Parents with children of all ages struggle to get their little ones to sleep. With that said, most any parent can easily confirm that there’s a reason sleep deprivation is a form of torture! Melatonin supplements are often touted as a solution to sleep issues for adults, so it stands to reason that one might wonder whether it’s a safe route for children – especially when seemingly everything else has failed. Is melatonin safe for children? Read on to find out:
What is melatonin?
“In its most natural form, melatonin is a hormone that helps our bodies know when it’s time to go to sleep and when it’s time to wake up,” says Dr. Brian Blank, MD, founder and family medicine physician at Ember Modern Medicine. “It is produced in the pineal gland in our brains and secreted into the blood and cerebrospinal fluid.”
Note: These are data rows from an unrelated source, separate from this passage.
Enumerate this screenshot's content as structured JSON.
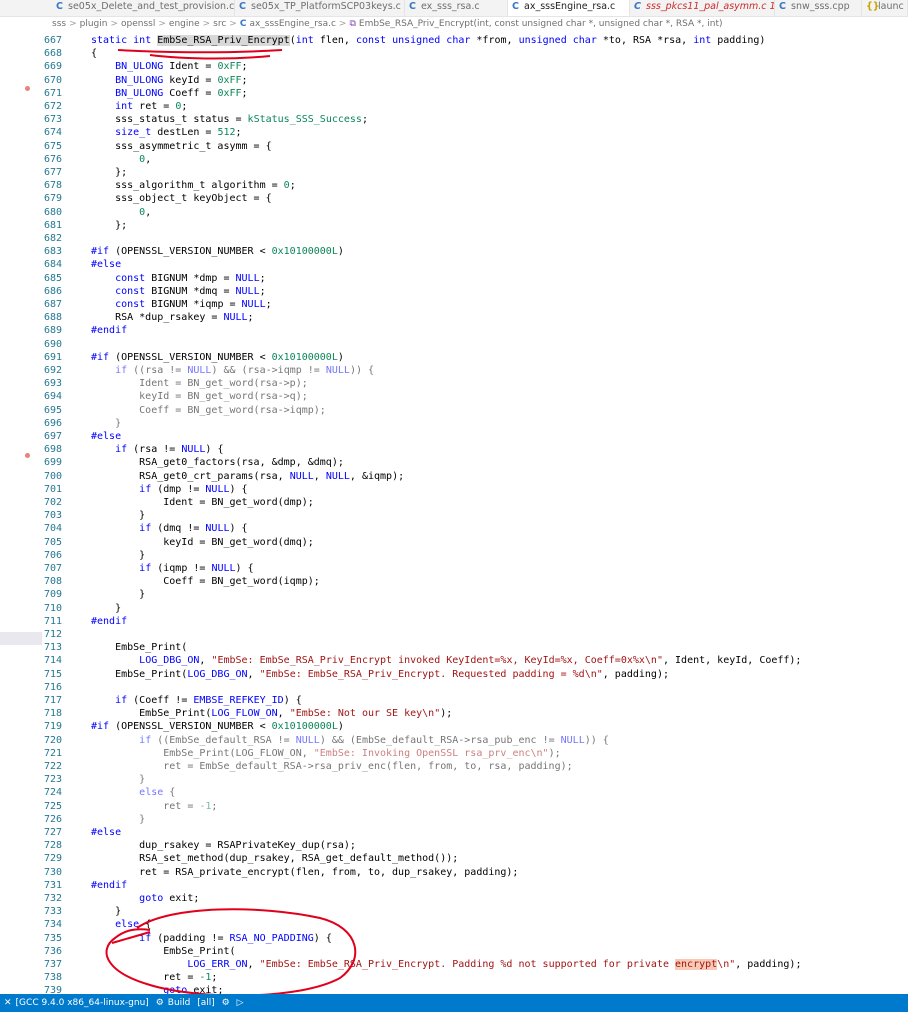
{
  "tabs": [
    {
      "label": "se05x_Delete_and_test_provision.c",
      "icon": "C",
      "active": false,
      "error": false
    },
    {
      "label": "se05x_TP_PlatformSCP03keys.c",
      "icon": "C",
      "active": false,
      "error": false
    },
    {
      "label": "ex_sss_rsa.c",
      "icon": "C",
      "active": false,
      "error": false
    },
    {
      "label": "ax_sssEngine_rsa.c",
      "icon": "C",
      "active": true,
      "error": false
    },
    {
      "label": "sss_pkcs11_pal_asymm.c 1",
      "icon": "C",
      "active": false,
      "error": true
    },
    {
      "label": "snw_sss.cpp",
      "icon": "C",
      "active": false,
      "error": false
    },
    {
      "label": "launc",
      "icon": "{}",
      "active": false,
      "error": false
    }
  ],
  "breadcrumb": {
    "parts": [
      "sss",
      "plugin",
      "openssl",
      "engine",
      "src"
    ],
    "file": "ax_sssEngine_rsa.c",
    "symbol": "EmbSe_RSA_Priv_Encrypt(int, const unsigned char *, unsigned char *, RSA *, int)"
  },
  "lines": [
    {
      "n": "667",
      "html": "<span class='kw'>static</span> <span class='kw'>int</span> <span class='hl-fn'>EmbSe_RSA_Priv_Encrypt</span>(<span class='kw'>int</span> flen, <span class='kw'>const</span> <span class='kw'>unsigned</span> <span class='kw'>char</span> *from, <span class='kw'>unsigned</span> <span class='kw'>char</span> *to, RSA *rsa, <span class='kw'>int</span> padding)"
    },
    {
      "n": "668",
      "html": "{"
    },
    {
      "n": "669",
      "html": "    <span class='kw'>BN_ULONG</span> Ident = <span class='num'>0xFF</span>;"
    },
    {
      "n": "670",
      "html": "    <span class='kw'>BN_ULONG</span> keyId = <span class='num'>0xFF</span>;"
    },
    {
      "n": "671",
      "html": "    <span class='kw'>BN_ULONG</span> Coeff = <span class='num'>0xFF</span>;"
    },
    {
      "n": "672",
      "html": "    <span class='kw'>int</span> ret = <span class='num'>0</span>;"
    },
    {
      "n": "673",
      "html": "    sss_status_t status = <span class='num'>kStatus_SSS_Success</span>;"
    },
    {
      "n": "674",
      "html": "    <span class='kw'>size_t</span> destLen = <span class='num'>512</span>;"
    },
    {
      "n": "675",
      "html": "    sss_asymmetric_t asymm = {"
    },
    {
      "n": "676",
      "html": "        <span class='num'>0</span>,"
    },
    {
      "n": "677",
      "html": "    };"
    },
    {
      "n": "678",
      "html": "    sss_algorithm_t algorithm = <span class='num'>0</span>;"
    },
    {
      "n": "679",
      "html": "    sss_object_t keyObject = {"
    },
    {
      "n": "680",
      "html": "        <span class='num'>0</span>,"
    },
    {
      "n": "681",
      "html": "    };"
    },
    {
      "n": "682",
      "html": ""
    },
    {
      "n": "683",
      "html": "<span class='pp'>#if</span> (OPENSSL_VERSION_NUMBER &lt; <span class='num'>0x10100000L</span>)"
    },
    {
      "n": "684",
      "html": "<span class='pp'>#else</span>"
    },
    {
      "n": "685",
      "html": "    <span class='kw'>const</span> BIGNUM *dmp = <span class='mac'>NULL</span>;"
    },
    {
      "n": "686",
      "html": "    <span class='kw'>const</span> BIGNUM *dmq = <span class='mac'>NULL</span>;"
    },
    {
      "n": "687",
      "html": "    <span class='kw'>const</span> BIGNUM *iqmp = <span class='mac'>NULL</span>;"
    },
    {
      "n": "688",
      "html": "    RSA *dup_rsakey = <span class='mac'>NULL</span>;"
    },
    {
      "n": "689",
      "html": "<span class='pp'>#endif</span>"
    },
    {
      "n": "690",
      "html": ""
    },
    {
      "n": "691",
      "html": "<span class='pp'>#if</span> (OPENSSL_VERSION_NUMBER &lt; <span class='num'>0x10100000L</span>)"
    },
    {
      "n": "692",
      "html": "<span class='dim'>    <span class='kw'>if</span> ((rsa != <span class='mac'>NULL</span>) &amp;&amp; (rsa-&gt;iqmp != <span class='mac'>NULL</span>)) {</span>"
    },
    {
      "n": "693",
      "html": "<span class='dim'>        Ident = BN_get_word(rsa-&gt;p);</span>"
    },
    {
      "n": "694",
      "html": "<span class='dim'>        keyId = BN_get_word(rsa-&gt;q);</span>"
    },
    {
      "n": "695",
      "html": "<span class='dim'>        Coeff = BN_get_word(rsa-&gt;iqmp);</span>"
    },
    {
      "n": "696",
      "html": "<span class='dim'>    }</span>"
    },
    {
      "n": "697",
      "html": "<span class='pp'>#else</span>"
    },
    {
      "n": "698",
      "html": "    <span class='kw'>if</span> (rsa != <span class='mac'>NULL</span>) {"
    },
    {
      "n": "699",
      "html": "        RSA_get0_factors(rsa, &amp;dmp, &amp;dmq);"
    },
    {
      "n": "700",
      "html": "        RSA_get0_crt_params(rsa, <span class='mac'>NULL</span>, <span class='mac'>NULL</span>, &amp;iqmp);"
    },
    {
      "n": "701",
      "html": "        <span class='kw'>if</span> (dmp != <span class='mac'>NULL</span>) {"
    },
    {
      "n": "702",
      "html": "            Ident = BN_get_word(dmp);"
    },
    {
      "n": "703",
      "html": "        }"
    },
    {
      "n": "704",
      "html": "        <span class='kw'>if</span> (dmq != <span class='mac'>NULL</span>) {"
    },
    {
      "n": "705",
      "html": "            keyId = BN_get_word(dmq);"
    },
    {
      "n": "706",
      "html": "        }"
    },
    {
      "n": "707",
      "html": "        <span class='kw'>if</span> (iqmp != <span class='mac'>NULL</span>) {"
    },
    {
      "n": "708",
      "html": "            Coeff = BN_get_word(iqmp);"
    },
    {
      "n": "709",
      "html": "        }"
    },
    {
      "n": "710",
      "html": "    }"
    },
    {
      "n": "711",
      "html": "<span class='pp'>#endif</span>"
    },
    {
      "n": "712",
      "html": ""
    },
    {
      "n": "713",
      "html": "    EmbSe_Print("
    },
    {
      "n": "714",
      "html": "        <span class='mac'>LOG_DBG_ON</span>, <span class='str'>\"EmbSe: EmbSe_RSA_Priv_Encrypt invoked KeyIdent=%x, KeyId=%x, Coeff=0x%x\\n\"</span>, Ident, keyId, Coeff);"
    },
    {
      "n": "715",
      "html": "    EmbSe_Print(<span class='mac'>LOG_DBG_ON</span>, <span class='str'>\"EmbSe: EmbSe_RSA_Priv_Encrypt. Requested padding = %d\\n\"</span>, padding);"
    },
    {
      "n": "716",
      "html": ""
    },
    {
      "n": "717",
      "html": "    <span class='kw'>if</span> (Coeff != <span class='mac'>EMBSE_REFKEY_ID</span>) {"
    },
    {
      "n": "718",
      "html": "        EmbSe_Print(<span class='mac'>LOG_FLOW_ON</span>, <span class='str'>\"EmbSe: Not our SE key\\n\"</span>);"
    },
    {
      "n": "719",
      "html": "<span class='pp'>#if</span> (OPENSSL_VERSION_NUMBER &lt; <span class='num'>0x10100000L</span>)"
    },
    {
      "n": "720",
      "html": "<span class='dim'>        <span class='kw'>if</span> ((EmbSe_default_RSA != <span class='mac'>NULL</span>) &amp;&amp; (EmbSe_default_RSA-&gt;rsa_pub_enc != <span class='mac'>NULL</span>)) {</span>"
    },
    {
      "n": "721",
      "html": "<span class='dim'>            EmbSe_Print(LOG_FLOW_ON, <span class='str'>\"EmbSe: Invoking OpenSSL rsa_prv_enc\\n\"</span>);</span>"
    },
    {
      "n": "722",
      "html": "<span class='dim'>            ret = EmbSe_default_RSA-&gt;rsa_priv_enc(flen, from, to, rsa, padding);</span>"
    },
    {
      "n": "723",
      "html": "<span class='dim'>        }</span>"
    },
    {
      "n": "724",
      "html": "<span class='dim'>        <span class='kw'>else</span> {</span>"
    },
    {
      "n": "725",
      "html": "<span class='dim'>            ret = <span class='num'>-1</span>;</span>"
    },
    {
      "n": "726",
      "html": "<span class='dim'>        }</span>"
    },
    {
      "n": "727",
      "html": "<span class='pp'>#else</span>"
    },
    {
      "n": "728",
      "html": "        dup_rsakey = RSAPrivateKey_dup(rsa);"
    },
    {
      "n": "729",
      "html": "        RSA_set_method(dup_rsakey, RSA_get_default_method());"
    },
    {
      "n": "730",
      "html": "        ret = RSA_private_encrypt(flen, from, to, dup_rsakey, padding);"
    },
    {
      "n": "731",
      "html": "<span class='pp'>#endif</span>"
    },
    {
      "n": "732",
      "html": "        <span class='kw'>goto</span> exit;"
    },
    {
      "n": "733",
      "html": "    }"
    },
    {
      "n": "734",
      "html": "    <span class='kw'>else</span> {"
    },
    {
      "n": "735",
      "html": "        <span class='kw'>if</span> (padding != <span class='mac'>RSA_NO_PADDING</span>) {"
    },
    {
      "n": "736",
      "html": "            EmbSe_Print("
    },
    {
      "n": "737",
      "html": "                <span class='mac'>LOG_ERR_ON</span>, <span class='str'>\"EmbSe: EmbSe_RSA_Priv_Encrypt. Padding %d not supported for private <span class='hl-find'>encrypt</span>\\n\"</span>, padding);"
    },
    {
      "n": "738",
      "html": "            ret = <span class='num'>-1</span>;"
    },
    {
      "n": "739",
      "html": "            <span class='kw'>goto</span> exit;"
    }
  ],
  "status": {
    "remote": "[GCC 9.4.0 x86_64-linux-gnu]",
    "build": "Build",
    "target": "[all]"
  }
}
Melatonin is available without a prescription in many forms. “There are capsules and tablets, some of which are chewable and some dissolve under the tongue, as well as liquid versions, gummies, sprays, creams, powders and patches. Each has their pluses and minuses, but there is usually something for everybody.”
Is melatonin safe for children?
According to Dr. Blank, melatonin can be safe for certain children with certain forms of insomnia, like jet lag, or neuro-developmental disorders like attention deficit hyperactivity disorder (ADHD), autism spectrum disorder (ASD) or blindness. “There are so many forms of melatonin that care should be taken to find one appropriate for the child’s stage of development,” says Dr. Blank. “Infants can not be given gummies or capsules because they may choke on them, for example. Some adolescents struggle with pills as well, so liquids or chewable gummies may be more appropriate. The dosing for children is typically smaller than for adults, and can be as low as 0.1mg. You should check with your child’s physician for specific dosing recommendations for their situation.”
He goes on to note that studies of long-term use of melatonin in children is lacking, so it’s a good idea to check with their physician before starting a regimen that you would consider for long-term. For something like jet lag, children would probably only benefit from a few days’ worth of melatonin and Dr. Blank underlines that melatonin should not be used in healthy children to “promote restful sleep” or in an attempt to accommodate earlier school start times. “It is meant for children who have strong reasons for sleep disturbances, like neuro-developmental disorders.”
Luckily, there are several non-medicine-based alternatives to help with sleep for children.
“For some kids, that might mean more exercise earlier in the day or working on ‘sleep hygiene’ – no caffeine, screens or sugar before bed, for example. A thorough assessment of behavioral contributions can be undertaken with their physician to look for easier ways to treat sleep challenges,” says Dr. Blank.